Gauthier Boche, VP of strategy and innovation for Europe at global brand design agency, Marks, speaks to Transform magazine about the distinctive aspects of brand design in Paris and more widely, in France. He explores how the projects Marks covers in Paris differ from those in other countries and which design macro-trends exist in Europe but are not present in Asia or the Americas.
What is distinctive about brand design in Paris and more generally France?
In France, historically, and semantically, brand design has been more about ornament and craft versus concepts and ideas. In English, ‘design’ means both the drawing and the intention behind the drawing - the idea. In French, words tend to be more single-minded, so design has leaned more towards the fine décor versus the disruptive marketing idea as it is in the UK. Hence, we have very fine typographs (Jean Baptiste Levée), pattern makers (Marion Richard), photographers (Hervé Lassince). In Paris you will find many amazing designers that act as ‘artisans’ of brands.

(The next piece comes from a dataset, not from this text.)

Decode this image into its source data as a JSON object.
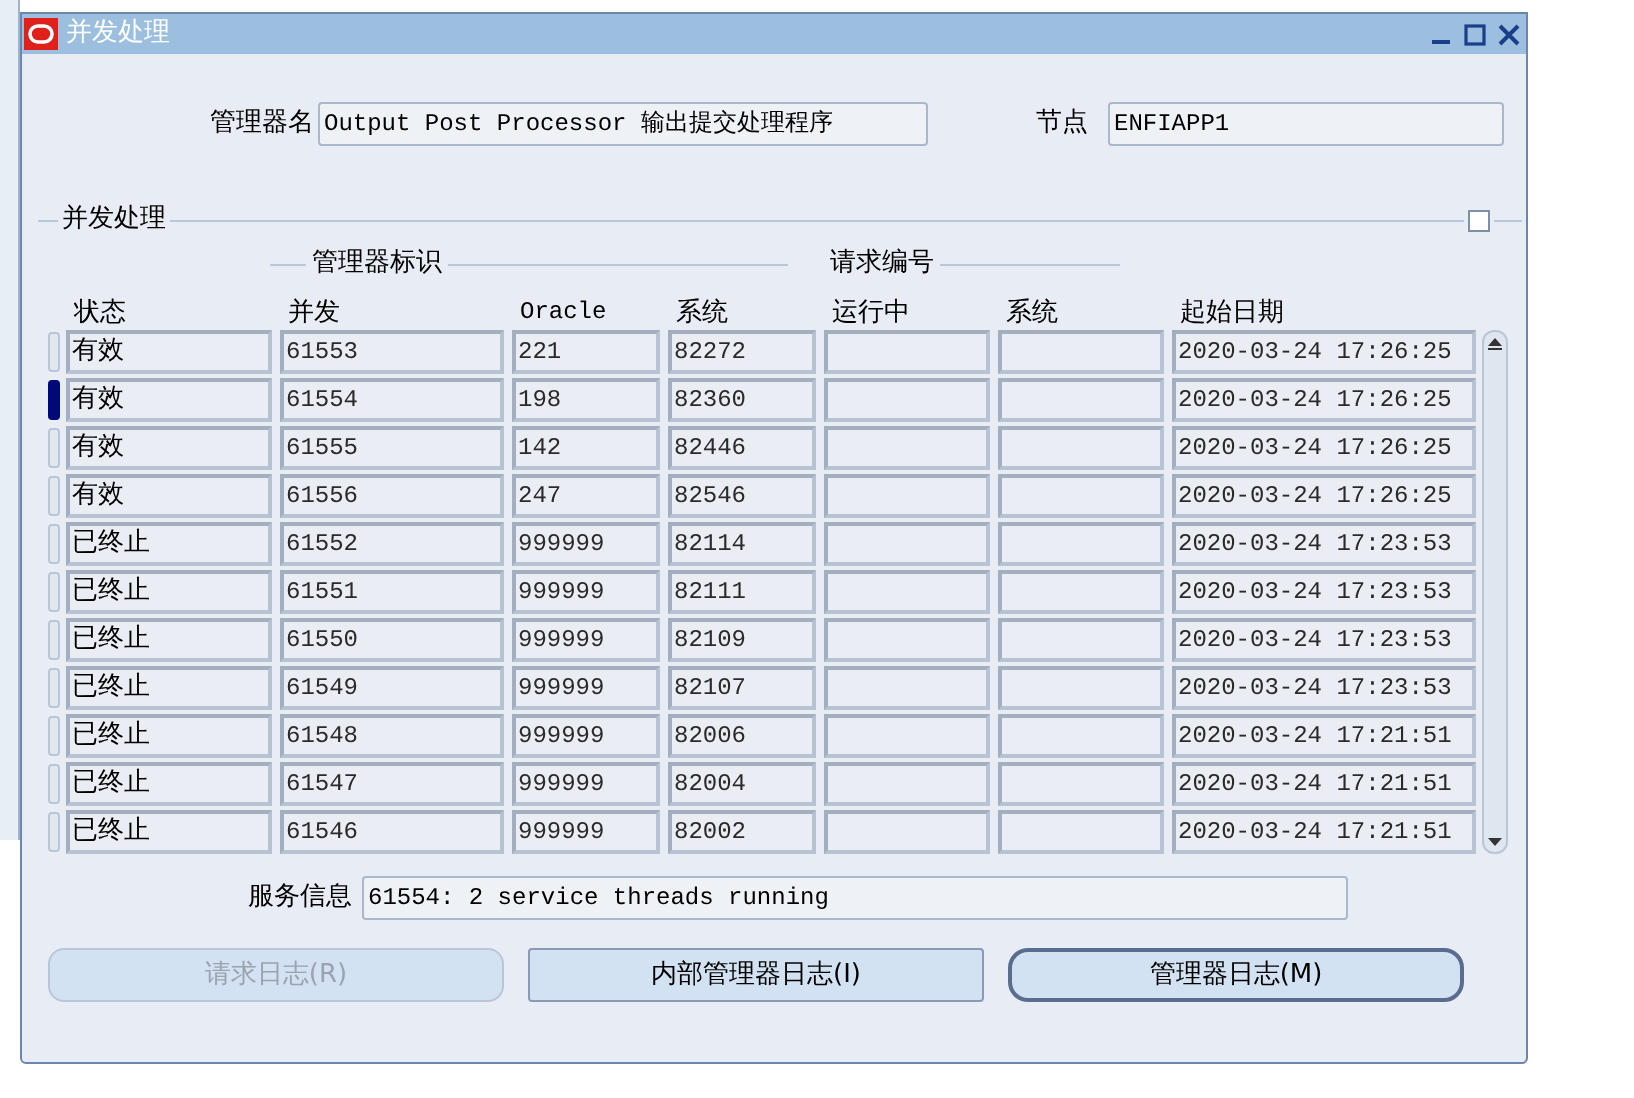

Marks has offices all across the world. How much of an agency’s work with brands is informed by where the agency is located? How do the projects you cover in Paris differ from those in other countries?
Amongst the variety of marketing activities, brand design seems to be the most globalised – the processes and ways of working are relatively similar throughout the world. However, the culture that immediately surrounds designers is often reflected in their work. In Paris, the type of projects we handle often lean into the craft aspect of brand and lie slightly more in the premium and super premium spaces, especially in food and cosmetics. We can thank Louis the Great and Versailles Castle for that!
How do you make your branding work relevant for the very diverse audience that makes up Paris’ population?
A brand for everyone is a brand for no one! ‘The postcard syndrome’ is the danger of living in a place like Paris. Paris is indeed a city of fashion but also a buoyant place of street culture, especially in its outskirts. To make sure we stay tuned in to the pulse of the city, our teams regularly go creative scouting, exploring various different neighbourhoods. Because high fashion usually recycles culture from the street, this helps us to keep an eye on both the diversity of the city and the avant-garde of branding.
Paris is a city rich in culture, history and heritage. How does that influence your work?
Our surroundings are what make us. The Parisian culture first and foremost influences the way we contextualise brand strategy. Something we do often is revisit the original meaning of words through etymology, as well as also understanding how a style / shape travels through history. This gives us a robust cultural background to anchor anything we do.
What kind of brand design macro-trends exist in Europe that are not present in Asia or the Americas?
The world nowadays is so globalised that it is hard to find some region-specific macro trends. However, in Europe I’ve witnessed the topic of sustainability being handled with a great deal of thought when it comes to product and brand design. It is a small, urbanised continent, so people are very conscious of this topic.
Another trend is around ‘unbranding’ or ‘debranding’. Brands have become the symbol of ‘industrial production’. Marketers and designers are trying to step away from this perception by creating more fluid brand guidelines, letting the experience through product and innovation take the lead a bit more.